▶ **BRIEF**:
What lines below hold the string "file"? Copy them all.
EXERCISE MATERIALS START
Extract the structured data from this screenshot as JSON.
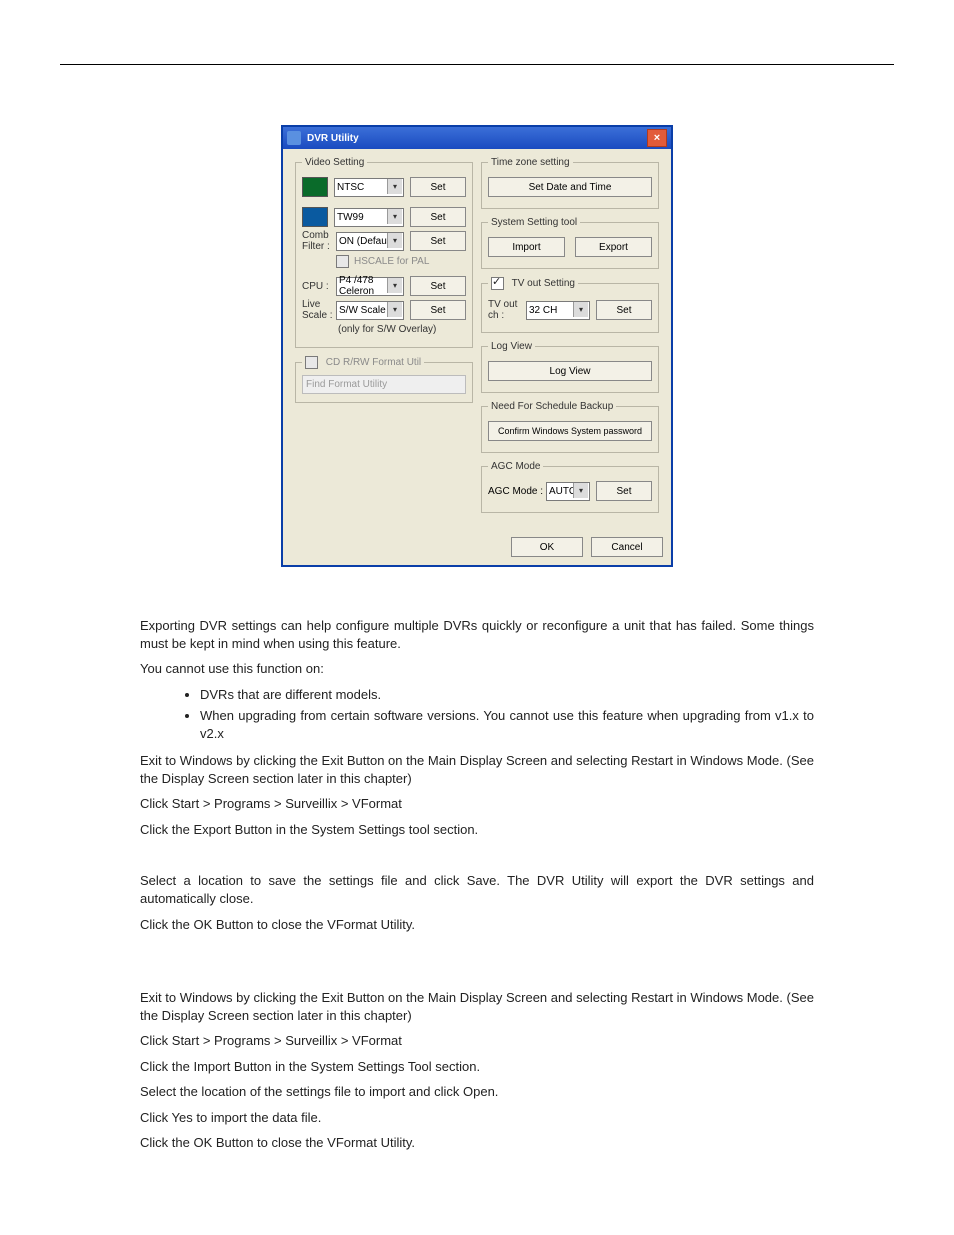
{
  "window": {
    "title": "DVR Utility",
    "video_setting": {
      "legend": "Video Setting",
      "fmt_value": "NTSC",
      "dec_value": "TW99",
      "comb_label": "Comb\nFilter :",
      "comb_value": "ON (Default)",
      "hscale_label": "HSCALE for PAL",
      "cpu_label": "CPU :",
      "cpu_value": "P4 /478 Celeron",
      "live_label": "Live\nScale :",
      "live_value": "S/W Scale",
      "live_note": "(only for S/W Overlay)",
      "set": "Set"
    },
    "cdrw": {
      "legend": "CD R/RW Format Util",
      "find": "Find Format Utility"
    },
    "tz": {
      "legend": "Time zone setting",
      "btn": "Set Date and Time"
    },
    "sys": {
      "legend": "System Setting tool",
      "import": "Import",
      "export": "Export"
    },
    "tvout": {
      "legend": "TV out Setting",
      "label": "TV out\nch :",
      "value": "32 CH",
      "set": "Set"
    },
    "log": {
      "legend": "Log View",
      "btn": "Log View"
    },
    "sched": {
      "legend": "Need For Schedule Backup",
      "btn": "Confirm Windows System password"
    },
    "agc": {
      "legend": "AGC Mode",
      "label": "AGC Mode :",
      "value": "AUTO",
      "set": "Set"
    },
    "ok": "OK",
    "cancel": "Cancel"
  },
  "doc": {
    "p1": "Exporting DVR settings can help configure multiple DVRs quickly or reconfigure a unit that has failed. Some things must be kept in mind when using this feature.",
    "p2": "You cannot use this function on:",
    "li1": "DVRs that are different models.",
    "li2": "When upgrading from certain software versions. You cannot use this feature when upgrading from v1.x to v2.x",
    "e1": "Exit to Windows by clicking the Exit Button on the Main Display Screen and selecting Restart in Windows Mode. (See the Display Screen section later in this chapter)",
    "e2": "Click Start > Programs > Surveillix > VFormat",
    "e3": "Click the Export Button in the System Settings tool section.",
    "e4": "Select a location to save the settings file and click Save. The DVR Utility will export the DVR settings and automatically close.",
    "e5": "Click the OK Button to close the VFormat Utility.",
    "i1": "Exit to Windows by clicking the Exit Button on the Main Display Screen and selecting Restart in Windows Mode. (See the Display Screen section later in this chapter)",
    "i2": "Click Start > Programs > Surveillix > VFormat",
    "i3": "Click the Import Button in the System Settings Tool section.",
    "i4": "Select the location of the settings file to import and click Open.",
    "i5": "Click Yes to import the data file.",
    "i6": "Click the OK Button to close the VFormat Utility."
  }
}
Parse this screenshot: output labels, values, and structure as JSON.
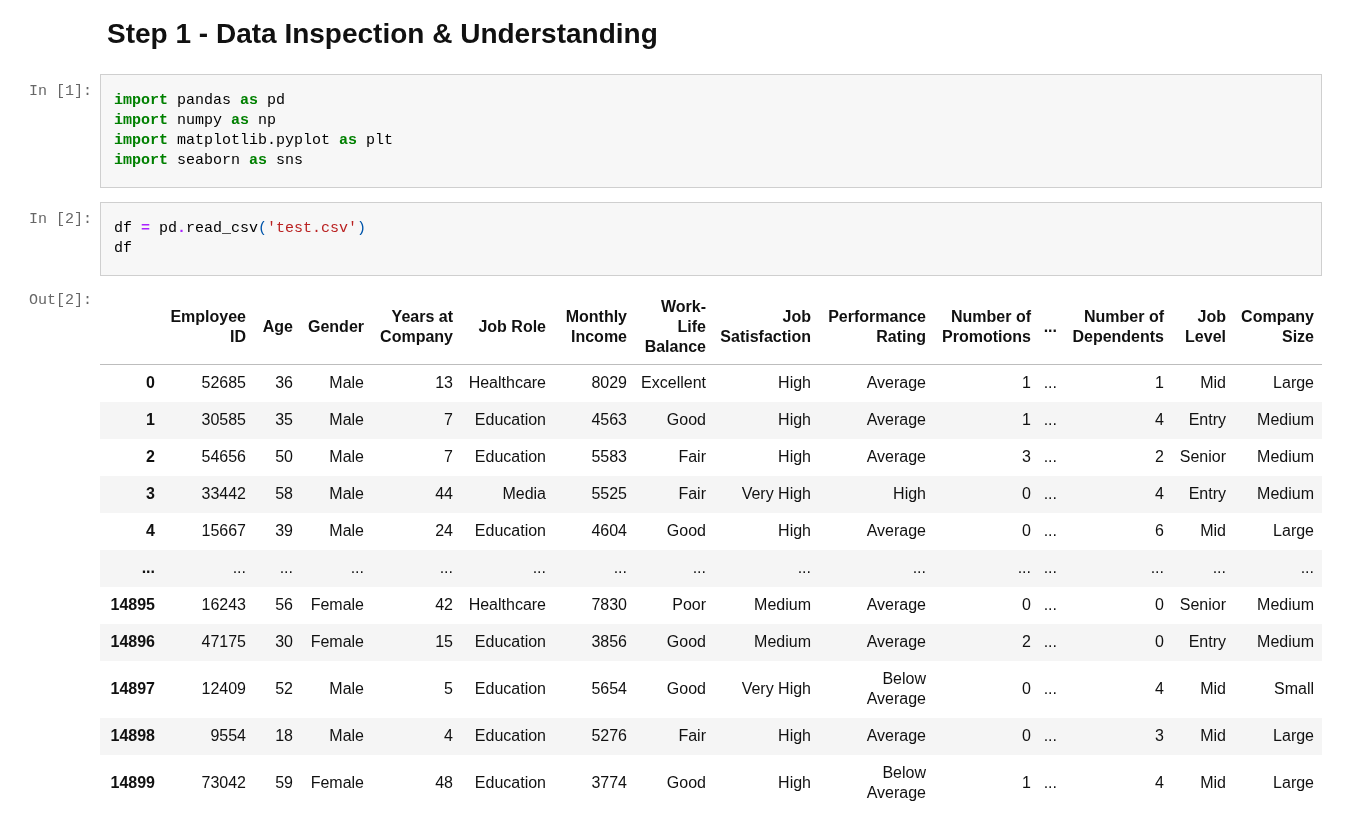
{
  "heading": "Step 1 - Data Inspection & Understanding",
  "cells": [
    {
      "prompt": "In [1]:",
      "lines": [
        [
          {
            "kind": "keyword",
            "text": "import"
          },
          {
            "kind": "name",
            "text": " pandas "
          },
          {
            "kind": "keyword",
            "text": "as"
          },
          {
            "kind": "name",
            "text": " pd"
          }
        ],
        [
          {
            "kind": "keyword",
            "text": "import"
          },
          {
            "kind": "name",
            "text": " numpy "
          },
          {
            "kind": "keyword",
            "text": "as"
          },
          {
            "kind": "name",
            "text": " np"
          }
        ],
        [
          {
            "kind": "keyword",
            "text": "import"
          },
          {
            "kind": "name",
            "text": " matplotlib.pyplot "
          },
          {
            "kind": "keyword",
            "text": "as"
          },
          {
            "kind": "name",
            "text": " plt"
          }
        ],
        [
          {
            "kind": "keyword",
            "text": "import"
          },
          {
            "kind": "name",
            "text": " seaborn "
          },
          {
            "kind": "keyword",
            "text": "as"
          },
          {
            "kind": "name",
            "text": " sns"
          }
        ]
      ]
    },
    {
      "prompt": "In [2]:",
      "lines": [
        [
          {
            "kind": "name",
            "text": "df "
          },
          {
            "kind": "operator",
            "text": "="
          },
          {
            "kind": "name",
            "text": " pd"
          },
          {
            "kind": "operator",
            "text": "."
          },
          {
            "kind": "name",
            "text": "read_csv"
          },
          {
            "kind": "punctuation",
            "text": "("
          },
          {
            "kind": "string",
            "text": "'test.csv'"
          },
          {
            "kind": "punctuation",
            "text": ")"
          }
        ],
        [
          {
            "kind": "name",
            "text": "df"
          }
        ]
      ]
    }
  ],
  "output": {
    "prompt": "Out[2]:",
    "table": {
      "columns": [
        "Employee ID",
        "Age",
        "Gender",
        "Years at Company",
        "Job Role",
        "Monthly Income",
        "Work-Life Balance",
        "Job Satisfaction",
        "Performance Rating",
        "Number of Promotions",
        "...",
        "Number of Dependents",
        "Job Level",
        "Company Size"
      ],
      "rows": [
        {
          "index": "0",
          "cells": [
            "52685",
            "36",
            "Male",
            "13",
            "Healthcare",
            "8029",
            "Excellent",
            "High",
            "Average",
            "1",
            "...",
            "1",
            "Mid",
            "Large"
          ]
        },
        {
          "index": "1",
          "cells": [
            "30585",
            "35",
            "Male",
            "7",
            "Education",
            "4563",
            "Good",
            "High",
            "Average",
            "1",
            "...",
            "4",
            "Entry",
            "Medium"
          ]
        },
        {
          "index": "2",
          "cells": [
            "54656",
            "50",
            "Male",
            "7",
            "Education",
            "5583",
            "Fair",
            "High",
            "Average",
            "3",
            "...",
            "2",
            "Senior",
            "Medium"
          ]
        },
        {
          "index": "3",
          "cells": [
            "33442",
            "58",
            "Male",
            "44",
            "Media",
            "5525",
            "Fair",
            "Very High",
            "High",
            "0",
            "...",
            "4",
            "Entry",
            "Medium"
          ]
        },
        {
          "index": "4",
          "cells": [
            "15667",
            "39",
            "Male",
            "24",
            "Education",
            "4604",
            "Good",
            "High",
            "Average",
            "0",
            "...",
            "6",
            "Mid",
            "Large"
          ]
        },
        {
          "index": "...",
          "cells": [
            "...",
            "...",
            "...",
            "...",
            "...",
            "...",
            "...",
            "...",
            "...",
            "...",
            "...",
            "...",
            "...",
            "..."
          ]
        },
        {
          "index": "14895",
          "cells": [
            "16243",
            "56",
            "Female",
            "42",
            "Healthcare",
            "7830",
            "Poor",
            "Medium",
            "Average",
            "0",
            "...",
            "0",
            "Senior",
            "Medium"
          ]
        },
        {
          "index": "14896",
          "cells": [
            "47175",
            "30",
            "Female",
            "15",
            "Education",
            "3856",
            "Good",
            "Medium",
            "Average",
            "2",
            "...",
            "0",
            "Entry",
            "Medium"
          ]
        },
        {
          "index": "14897",
          "cells": [
            "12409",
            "52",
            "Male",
            "5",
            "Education",
            "5654",
            "Good",
            "Very High",
            "Below Average",
            "0",
            "...",
            "4",
            "Mid",
            "Small"
          ]
        },
        {
          "index": "14898",
          "cells": [
            "9554",
            "18",
            "Male",
            "4",
            "Education",
            "5276",
            "Fair",
            "High",
            "Average",
            "0",
            "...",
            "3",
            "Mid",
            "Large"
          ]
        },
        {
          "index": "14899",
          "cells": [
            "73042",
            "59",
            "Female",
            "48",
            "Education",
            "3774",
            "Good",
            "High",
            "Below Average",
            "1",
            "...",
            "4",
            "Mid",
            "Large"
          ]
        }
      ]
    }
  }
}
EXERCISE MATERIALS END
▶ **ANSWER TO THIS EXERCISE**:
    "e4": "Select a location to save the settings file and click Save. The DVR Utility will export the DVR settings and automatically close.",
    "i4": "Select the location of the settings file to import and click Open.",
    "i5": "Click Yes to import the data file.",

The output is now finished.